In a 2020 decision of the Ontario Superior Court of Justice,3 an employee’s termination clause entitled him to 11 months’ notice, without any mention of a duty to mitigate. The court held that the employee was entitled to that full amount, despite the fact the employee had found new employment and fully mitigated within the contractual notice period. The amounts earned in the new employment were not deducted from the award. According to the court, “having contracted out of the common law by specifying the notice period, or pay in lieu of notice, if the applicant were to be terminated without cause, the employment contract making no reference to mitigation, the applicant was under no duty to mitigate his damages.”
Takeaways for employers
The duty to mitigate is an important tool to both reduce an employer’s potential liability and create leverage. Best practice is to ensure your organization’s employment agreements and termination packages are reviewed by experienced employment counsel and the duty to mitigate is addressed.
An employment agreement should also require an employee to seek the employer’s consent before engaging in any side hustle. There are many reasons for this, including to ensure there is no conflict of interest and the employer is aware of the secondary income. At the very least, an employee should be required to disclose such secondary income.
Finally, it is almost always in the parties’ best interests that the employee find comparable income replacement as soon as possible. Consider providing a positive letter of reference (to the extent possible) and forwarding to the former employee any information regarding comparable work. This will help the employee to find new work, and create an evidentiary record that comparable work was available at the relevant time.

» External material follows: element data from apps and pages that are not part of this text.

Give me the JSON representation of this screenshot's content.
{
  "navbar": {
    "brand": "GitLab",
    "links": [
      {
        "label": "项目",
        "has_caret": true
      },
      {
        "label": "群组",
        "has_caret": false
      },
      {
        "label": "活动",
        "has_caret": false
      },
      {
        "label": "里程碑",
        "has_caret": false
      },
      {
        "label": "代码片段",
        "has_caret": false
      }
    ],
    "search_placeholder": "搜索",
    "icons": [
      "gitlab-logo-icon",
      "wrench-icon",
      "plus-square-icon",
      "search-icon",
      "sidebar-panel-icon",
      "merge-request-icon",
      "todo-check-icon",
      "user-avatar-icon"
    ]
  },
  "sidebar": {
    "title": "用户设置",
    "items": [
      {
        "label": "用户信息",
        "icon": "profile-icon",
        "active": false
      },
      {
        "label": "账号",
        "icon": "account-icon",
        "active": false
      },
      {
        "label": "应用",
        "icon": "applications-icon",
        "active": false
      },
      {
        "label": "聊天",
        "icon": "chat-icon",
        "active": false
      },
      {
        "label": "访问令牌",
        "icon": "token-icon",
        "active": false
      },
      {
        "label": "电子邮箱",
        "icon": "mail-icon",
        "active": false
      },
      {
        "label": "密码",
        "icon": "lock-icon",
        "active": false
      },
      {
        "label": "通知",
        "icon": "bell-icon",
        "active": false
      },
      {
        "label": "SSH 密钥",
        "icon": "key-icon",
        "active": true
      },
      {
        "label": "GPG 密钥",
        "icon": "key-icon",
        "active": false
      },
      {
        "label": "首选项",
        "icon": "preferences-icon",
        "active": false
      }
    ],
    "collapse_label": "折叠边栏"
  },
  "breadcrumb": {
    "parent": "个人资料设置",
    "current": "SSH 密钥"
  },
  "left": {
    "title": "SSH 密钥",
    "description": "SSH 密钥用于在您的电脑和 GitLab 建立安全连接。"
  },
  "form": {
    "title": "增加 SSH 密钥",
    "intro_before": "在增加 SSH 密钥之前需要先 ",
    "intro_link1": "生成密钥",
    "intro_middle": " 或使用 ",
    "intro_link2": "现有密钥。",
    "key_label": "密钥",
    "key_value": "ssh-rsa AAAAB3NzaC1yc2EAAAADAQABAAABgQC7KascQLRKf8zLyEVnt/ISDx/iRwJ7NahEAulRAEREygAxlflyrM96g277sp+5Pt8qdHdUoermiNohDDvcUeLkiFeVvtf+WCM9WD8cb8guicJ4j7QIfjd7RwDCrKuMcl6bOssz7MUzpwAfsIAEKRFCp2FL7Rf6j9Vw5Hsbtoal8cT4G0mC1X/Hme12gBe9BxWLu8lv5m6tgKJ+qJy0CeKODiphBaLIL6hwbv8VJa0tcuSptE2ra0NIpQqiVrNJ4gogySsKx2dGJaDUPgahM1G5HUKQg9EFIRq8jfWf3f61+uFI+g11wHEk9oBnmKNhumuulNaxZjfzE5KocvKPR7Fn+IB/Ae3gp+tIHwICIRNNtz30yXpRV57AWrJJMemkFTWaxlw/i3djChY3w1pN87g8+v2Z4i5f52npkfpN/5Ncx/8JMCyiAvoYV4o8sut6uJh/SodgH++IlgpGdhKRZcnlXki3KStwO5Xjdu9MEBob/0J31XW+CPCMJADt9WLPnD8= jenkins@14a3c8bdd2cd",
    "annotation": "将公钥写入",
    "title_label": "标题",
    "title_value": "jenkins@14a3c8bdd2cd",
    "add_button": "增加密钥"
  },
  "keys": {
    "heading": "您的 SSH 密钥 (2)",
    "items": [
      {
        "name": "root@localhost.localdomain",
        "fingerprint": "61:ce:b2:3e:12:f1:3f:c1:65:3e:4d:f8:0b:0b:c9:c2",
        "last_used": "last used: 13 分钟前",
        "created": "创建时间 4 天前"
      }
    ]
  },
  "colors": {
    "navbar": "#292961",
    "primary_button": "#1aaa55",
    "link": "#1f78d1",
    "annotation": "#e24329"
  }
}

The information contained in this article is provided for general information purposes only and does not constitute legal or other professional advice, nor does accessing this information create a lawyer-client relationship. This article is current as of August 10, 2022, and applies only to Ontario, Canada, or such other laws of Canada as expressly indicated. Information about the law is checked for legal accuracy as at the date the article is prepared but may become outdated as laws or policies change. For clarification or for legal or other professional assistance, please contact Sherrard Kuzz LLP.
1Humphrey v. Mene Inc., 2022 ONCA 531
2Pakozdi v. B&B Heavy Civil Construction Ltd., 2018 BCCA 23
3Gula v. Freed Developments Ltd., 2020 ONSC 6463
Matthew Badrov and Priya Sarin are lawyers with Sherrard Kuzz LLP, one of Canada’s leading employment and labour law firms, representing employers. Matthew and Priya can be reached at 416.603.0700 (Main), 416.420.0738 (24 Hour) or by visiting www.sherrardkuzz.com.